*** Opening Data shown ***

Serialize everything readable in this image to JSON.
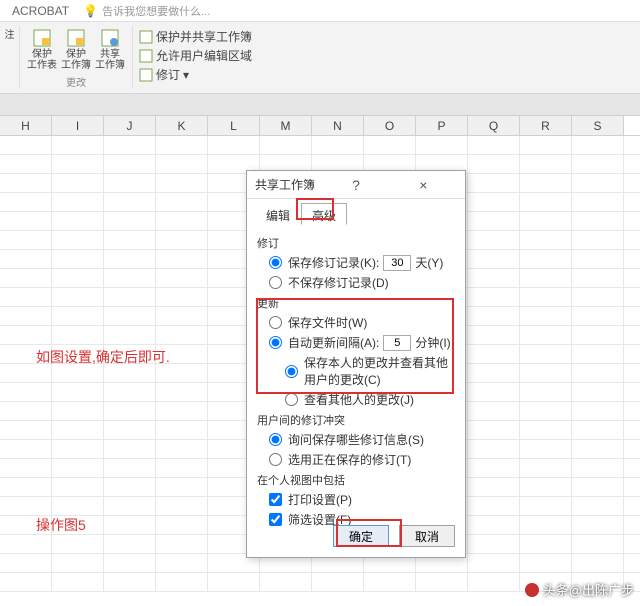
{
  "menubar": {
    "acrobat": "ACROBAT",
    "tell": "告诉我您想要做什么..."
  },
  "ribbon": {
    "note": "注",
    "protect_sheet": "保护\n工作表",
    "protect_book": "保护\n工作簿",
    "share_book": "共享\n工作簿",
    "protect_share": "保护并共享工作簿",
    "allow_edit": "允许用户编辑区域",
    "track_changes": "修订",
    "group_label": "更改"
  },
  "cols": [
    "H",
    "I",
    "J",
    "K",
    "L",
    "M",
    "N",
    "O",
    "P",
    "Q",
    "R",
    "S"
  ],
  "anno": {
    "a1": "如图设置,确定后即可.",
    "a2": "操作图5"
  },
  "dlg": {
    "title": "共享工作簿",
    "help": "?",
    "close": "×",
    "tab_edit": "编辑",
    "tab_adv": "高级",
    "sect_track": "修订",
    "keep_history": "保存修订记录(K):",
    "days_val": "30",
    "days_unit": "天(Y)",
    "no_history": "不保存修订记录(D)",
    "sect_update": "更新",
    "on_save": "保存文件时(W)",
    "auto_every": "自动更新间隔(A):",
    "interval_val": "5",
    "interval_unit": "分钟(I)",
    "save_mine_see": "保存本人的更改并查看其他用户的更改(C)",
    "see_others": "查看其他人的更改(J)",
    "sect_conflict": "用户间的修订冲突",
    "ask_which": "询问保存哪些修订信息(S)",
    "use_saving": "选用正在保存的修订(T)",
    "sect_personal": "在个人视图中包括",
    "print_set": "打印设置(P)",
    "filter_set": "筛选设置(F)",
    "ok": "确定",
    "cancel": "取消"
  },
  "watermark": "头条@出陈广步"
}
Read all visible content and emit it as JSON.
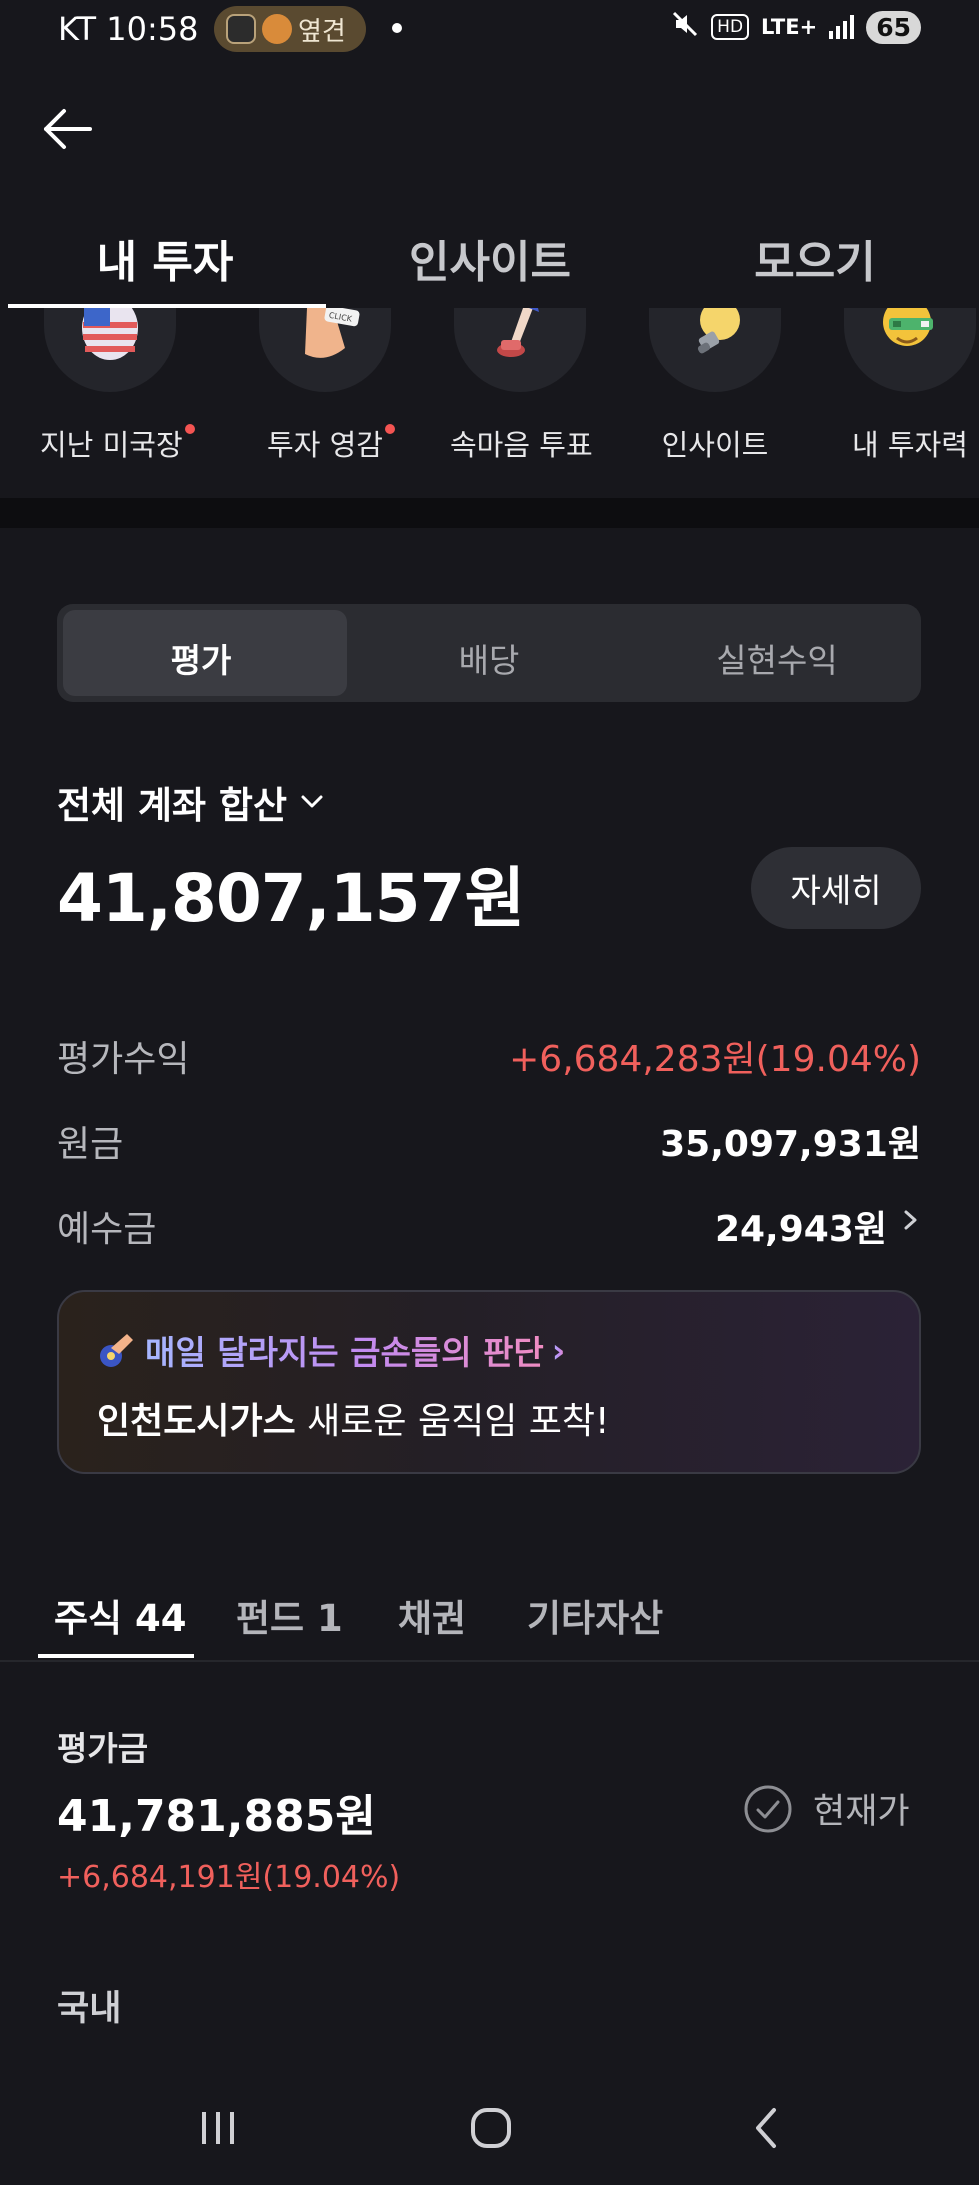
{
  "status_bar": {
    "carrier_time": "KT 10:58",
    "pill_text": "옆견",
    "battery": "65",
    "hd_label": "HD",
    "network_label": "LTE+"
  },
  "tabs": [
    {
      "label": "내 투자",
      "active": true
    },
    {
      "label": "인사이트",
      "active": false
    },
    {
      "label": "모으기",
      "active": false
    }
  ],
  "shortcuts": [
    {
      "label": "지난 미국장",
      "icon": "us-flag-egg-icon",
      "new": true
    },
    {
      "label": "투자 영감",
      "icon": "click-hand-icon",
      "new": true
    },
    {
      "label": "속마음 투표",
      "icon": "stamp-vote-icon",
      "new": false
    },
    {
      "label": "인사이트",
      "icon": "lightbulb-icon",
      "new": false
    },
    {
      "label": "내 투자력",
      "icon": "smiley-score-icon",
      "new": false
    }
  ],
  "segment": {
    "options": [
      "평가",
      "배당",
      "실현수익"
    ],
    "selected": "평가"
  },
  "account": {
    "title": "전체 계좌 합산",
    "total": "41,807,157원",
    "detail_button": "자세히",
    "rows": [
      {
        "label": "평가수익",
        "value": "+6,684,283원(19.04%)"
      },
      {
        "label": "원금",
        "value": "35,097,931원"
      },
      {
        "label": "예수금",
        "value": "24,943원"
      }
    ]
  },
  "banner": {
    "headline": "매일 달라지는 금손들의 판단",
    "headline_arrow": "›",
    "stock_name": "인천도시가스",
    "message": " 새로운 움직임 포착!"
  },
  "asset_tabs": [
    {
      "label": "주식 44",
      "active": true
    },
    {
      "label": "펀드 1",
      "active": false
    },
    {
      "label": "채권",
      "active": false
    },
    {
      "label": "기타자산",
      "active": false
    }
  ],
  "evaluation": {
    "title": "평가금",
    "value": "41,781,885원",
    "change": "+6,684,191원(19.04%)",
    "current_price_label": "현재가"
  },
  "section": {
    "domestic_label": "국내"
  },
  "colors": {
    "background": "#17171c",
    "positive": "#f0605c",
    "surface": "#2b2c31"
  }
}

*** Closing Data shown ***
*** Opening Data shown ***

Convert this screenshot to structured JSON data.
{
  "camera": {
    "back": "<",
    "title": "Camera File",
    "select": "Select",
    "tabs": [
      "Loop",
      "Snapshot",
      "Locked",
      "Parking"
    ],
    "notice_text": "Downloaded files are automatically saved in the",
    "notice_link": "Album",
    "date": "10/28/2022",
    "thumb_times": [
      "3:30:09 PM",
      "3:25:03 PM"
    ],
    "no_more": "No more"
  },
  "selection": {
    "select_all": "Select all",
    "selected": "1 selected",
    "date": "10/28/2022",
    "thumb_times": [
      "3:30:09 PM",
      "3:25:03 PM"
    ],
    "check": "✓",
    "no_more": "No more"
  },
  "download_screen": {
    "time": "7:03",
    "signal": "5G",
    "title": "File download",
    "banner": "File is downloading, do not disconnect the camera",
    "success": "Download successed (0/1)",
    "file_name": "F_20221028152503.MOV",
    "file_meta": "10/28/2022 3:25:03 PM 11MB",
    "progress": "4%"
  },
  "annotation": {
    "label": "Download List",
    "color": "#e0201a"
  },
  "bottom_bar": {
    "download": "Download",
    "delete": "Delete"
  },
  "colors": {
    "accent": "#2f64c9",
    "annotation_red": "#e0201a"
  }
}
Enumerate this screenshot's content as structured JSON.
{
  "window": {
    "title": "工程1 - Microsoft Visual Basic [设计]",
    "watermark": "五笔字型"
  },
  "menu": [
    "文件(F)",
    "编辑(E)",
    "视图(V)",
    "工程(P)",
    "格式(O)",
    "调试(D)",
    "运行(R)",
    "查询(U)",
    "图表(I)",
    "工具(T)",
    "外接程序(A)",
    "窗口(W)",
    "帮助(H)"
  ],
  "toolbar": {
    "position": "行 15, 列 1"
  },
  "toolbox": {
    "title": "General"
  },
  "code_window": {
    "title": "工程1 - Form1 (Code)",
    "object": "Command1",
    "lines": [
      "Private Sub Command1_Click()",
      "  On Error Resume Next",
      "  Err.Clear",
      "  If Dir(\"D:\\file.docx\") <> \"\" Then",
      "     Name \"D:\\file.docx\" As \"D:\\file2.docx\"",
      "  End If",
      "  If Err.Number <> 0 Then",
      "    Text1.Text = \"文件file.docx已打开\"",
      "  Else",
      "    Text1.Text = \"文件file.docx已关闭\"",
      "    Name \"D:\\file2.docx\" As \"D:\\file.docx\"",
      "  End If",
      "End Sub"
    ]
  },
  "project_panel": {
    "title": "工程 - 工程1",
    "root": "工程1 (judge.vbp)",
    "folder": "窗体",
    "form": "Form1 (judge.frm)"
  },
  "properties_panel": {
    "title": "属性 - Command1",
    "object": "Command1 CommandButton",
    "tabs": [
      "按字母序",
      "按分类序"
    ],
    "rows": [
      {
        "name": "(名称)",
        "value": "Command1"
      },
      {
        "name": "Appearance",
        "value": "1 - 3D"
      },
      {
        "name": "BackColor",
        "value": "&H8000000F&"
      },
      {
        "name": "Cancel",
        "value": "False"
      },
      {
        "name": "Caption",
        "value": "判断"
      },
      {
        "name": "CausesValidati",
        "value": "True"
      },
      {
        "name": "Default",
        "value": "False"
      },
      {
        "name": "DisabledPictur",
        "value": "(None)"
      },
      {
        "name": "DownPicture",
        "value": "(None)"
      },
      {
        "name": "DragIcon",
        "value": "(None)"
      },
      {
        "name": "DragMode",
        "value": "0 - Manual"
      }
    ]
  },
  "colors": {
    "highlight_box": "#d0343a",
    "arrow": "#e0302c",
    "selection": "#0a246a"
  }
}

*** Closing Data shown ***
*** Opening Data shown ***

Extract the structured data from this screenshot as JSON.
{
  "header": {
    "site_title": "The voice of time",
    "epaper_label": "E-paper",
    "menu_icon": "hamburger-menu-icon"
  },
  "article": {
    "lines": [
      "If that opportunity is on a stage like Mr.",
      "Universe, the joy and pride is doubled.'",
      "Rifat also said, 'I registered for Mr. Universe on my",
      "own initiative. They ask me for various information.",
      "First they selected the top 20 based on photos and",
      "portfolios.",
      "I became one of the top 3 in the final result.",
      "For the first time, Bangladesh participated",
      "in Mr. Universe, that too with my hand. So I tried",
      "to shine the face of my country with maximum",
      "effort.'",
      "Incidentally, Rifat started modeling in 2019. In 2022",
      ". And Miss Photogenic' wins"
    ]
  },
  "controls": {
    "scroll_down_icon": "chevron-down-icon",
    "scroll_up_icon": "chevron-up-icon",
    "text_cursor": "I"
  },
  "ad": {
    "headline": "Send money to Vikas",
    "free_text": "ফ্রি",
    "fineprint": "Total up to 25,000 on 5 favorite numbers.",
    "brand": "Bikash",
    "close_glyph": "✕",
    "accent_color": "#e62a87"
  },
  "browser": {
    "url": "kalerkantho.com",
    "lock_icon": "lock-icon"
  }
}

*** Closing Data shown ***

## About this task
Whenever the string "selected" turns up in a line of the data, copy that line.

## Result for this exercise
    "selected": "평가"
    "selected": "1 selected",
      "First they selected the top 20 based on photos and",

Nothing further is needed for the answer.